What about Xenoblade Chronicles X? The battle music here is rapping over rock music. I love both of those genres, yet they still manage to combine to butcher everything I once loved. The combat can often last half a lifetime so the music just loops, it’s not a score it’s a song playing on infinite repeat. Something no one ever really does. You have characters throwing battle quips from a very, very small pool of recordings. You have the sound of the weapons clashing and the monsters attacking. You have numbers being scattered around everywhere and useless pieces of over-complicated UI crowding your screen. It’s just S-E-N-S-O-R-Y O-V-E-R-L-O-A-D. The game is filled with repeated songs, ones that would be best suited to the opening sequence of some mecha anime and not in a highly intense battle sequence. It was a soundtrack that wanted to be cool and down-with-the-children but actually it just annoyed the bejesus out of everyone.

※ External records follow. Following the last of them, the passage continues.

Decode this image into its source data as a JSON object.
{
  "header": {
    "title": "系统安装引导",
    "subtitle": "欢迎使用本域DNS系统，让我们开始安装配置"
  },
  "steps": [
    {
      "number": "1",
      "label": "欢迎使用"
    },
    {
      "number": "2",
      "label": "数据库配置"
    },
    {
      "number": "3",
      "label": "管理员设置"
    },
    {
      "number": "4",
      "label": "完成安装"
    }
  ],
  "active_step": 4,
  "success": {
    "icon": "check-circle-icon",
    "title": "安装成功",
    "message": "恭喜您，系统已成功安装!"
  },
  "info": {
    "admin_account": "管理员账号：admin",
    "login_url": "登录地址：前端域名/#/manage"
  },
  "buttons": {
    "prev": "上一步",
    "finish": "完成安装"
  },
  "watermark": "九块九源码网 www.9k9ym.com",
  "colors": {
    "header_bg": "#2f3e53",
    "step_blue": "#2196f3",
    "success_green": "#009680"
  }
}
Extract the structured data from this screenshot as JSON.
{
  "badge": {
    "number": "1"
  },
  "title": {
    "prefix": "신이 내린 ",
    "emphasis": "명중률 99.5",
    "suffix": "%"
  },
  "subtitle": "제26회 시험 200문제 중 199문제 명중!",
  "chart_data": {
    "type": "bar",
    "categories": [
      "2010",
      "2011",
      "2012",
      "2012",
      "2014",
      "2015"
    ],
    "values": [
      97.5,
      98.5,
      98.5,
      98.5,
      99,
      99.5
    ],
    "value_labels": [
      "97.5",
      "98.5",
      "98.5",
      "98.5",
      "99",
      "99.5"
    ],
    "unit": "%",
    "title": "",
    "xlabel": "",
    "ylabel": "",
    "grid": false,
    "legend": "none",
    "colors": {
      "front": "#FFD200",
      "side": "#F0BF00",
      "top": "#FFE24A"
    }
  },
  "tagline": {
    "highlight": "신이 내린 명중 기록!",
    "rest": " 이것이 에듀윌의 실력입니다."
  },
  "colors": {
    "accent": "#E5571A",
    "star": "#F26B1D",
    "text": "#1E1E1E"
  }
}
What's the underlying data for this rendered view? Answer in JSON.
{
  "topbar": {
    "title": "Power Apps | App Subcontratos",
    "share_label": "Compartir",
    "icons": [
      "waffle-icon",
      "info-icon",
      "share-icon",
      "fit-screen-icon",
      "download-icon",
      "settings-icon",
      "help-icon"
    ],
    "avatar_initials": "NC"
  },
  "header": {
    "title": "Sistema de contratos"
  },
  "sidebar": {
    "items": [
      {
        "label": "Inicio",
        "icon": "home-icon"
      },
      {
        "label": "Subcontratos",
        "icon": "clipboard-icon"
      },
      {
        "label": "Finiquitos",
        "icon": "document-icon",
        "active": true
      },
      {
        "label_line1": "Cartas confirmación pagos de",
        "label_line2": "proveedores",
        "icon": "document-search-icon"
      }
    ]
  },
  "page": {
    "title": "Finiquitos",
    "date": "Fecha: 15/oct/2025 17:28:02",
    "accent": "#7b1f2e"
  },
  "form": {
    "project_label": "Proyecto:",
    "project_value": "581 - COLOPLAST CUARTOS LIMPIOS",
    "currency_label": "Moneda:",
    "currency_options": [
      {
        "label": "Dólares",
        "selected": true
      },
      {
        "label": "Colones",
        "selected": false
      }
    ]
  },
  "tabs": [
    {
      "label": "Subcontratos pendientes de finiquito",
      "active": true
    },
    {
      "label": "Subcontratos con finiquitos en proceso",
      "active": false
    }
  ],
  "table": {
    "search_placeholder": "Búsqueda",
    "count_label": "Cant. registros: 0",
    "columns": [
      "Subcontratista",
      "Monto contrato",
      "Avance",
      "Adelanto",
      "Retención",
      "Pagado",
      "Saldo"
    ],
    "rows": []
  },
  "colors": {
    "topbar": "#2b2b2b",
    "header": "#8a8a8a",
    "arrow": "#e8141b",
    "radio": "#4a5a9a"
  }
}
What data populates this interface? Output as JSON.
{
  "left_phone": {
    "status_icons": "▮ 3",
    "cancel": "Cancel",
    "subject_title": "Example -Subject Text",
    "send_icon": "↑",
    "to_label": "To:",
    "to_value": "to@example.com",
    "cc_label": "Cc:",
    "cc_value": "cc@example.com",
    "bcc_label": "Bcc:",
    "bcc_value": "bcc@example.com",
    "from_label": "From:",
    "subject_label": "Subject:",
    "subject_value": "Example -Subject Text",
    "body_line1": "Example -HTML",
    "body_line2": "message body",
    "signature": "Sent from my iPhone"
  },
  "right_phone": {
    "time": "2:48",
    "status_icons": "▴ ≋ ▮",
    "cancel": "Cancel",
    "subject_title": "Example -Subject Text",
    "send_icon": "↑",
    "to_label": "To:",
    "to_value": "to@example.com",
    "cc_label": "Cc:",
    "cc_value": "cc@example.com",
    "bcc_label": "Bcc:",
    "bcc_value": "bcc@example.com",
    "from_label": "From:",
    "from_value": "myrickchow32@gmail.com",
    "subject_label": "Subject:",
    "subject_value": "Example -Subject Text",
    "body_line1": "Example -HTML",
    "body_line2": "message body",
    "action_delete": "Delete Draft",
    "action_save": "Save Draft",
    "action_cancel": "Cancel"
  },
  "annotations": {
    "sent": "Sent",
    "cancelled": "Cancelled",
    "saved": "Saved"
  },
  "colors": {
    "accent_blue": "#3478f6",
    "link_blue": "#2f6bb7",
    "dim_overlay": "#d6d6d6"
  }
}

How does it filter down to indie titles? Recently I’ve been falling back in love with Hyper Light Drifter. This is a game that forfeited voice overs, hecking dang and flip it even forfeited words. It did almost every piece of storytelling with beautiful visuals and well executed sound. I first started thinking about the creativity behind the sound design when I heard the noise your character makes when you click speak to an NPC you’ve already spoken to. It’s like a muffled chirp, a bitcrushed Pac-Man noise. But it kind of sounds like talking. It definitely implies it. Under other circumstances it might just sound like nothing, but they knew what it would both look and sound like. Most people will think of HLD as a masterclass in visual storytelling and visual learning (and they’d be damn right) but actually – despite its incredible visuals – the atmosphere is mostly conveyed through the sound. The sound design in this game blends in real world sounds, such as the noise the slash makes as you hear the cloth robes move off of the arm of the Drifter. Adding those real world noises – in careful moderation – adds weight and feel to an otherwise very simple 2D character. The background noise almost feels like it’s the world around you that is making it, but really it’s just ambient noises from a synthesiser. However they’re so perfectly contextualised that you genuinely feel a sense of lonely emptiness in the vast expanses of the world you inhabit. It’s not just sad music to make you feel alone, it’s sound design that conveys a range of feelings and establishes an ambience for a reason. This is a game in which muting it, where you could otherwise be listening and experiencing, would be a terrible shame.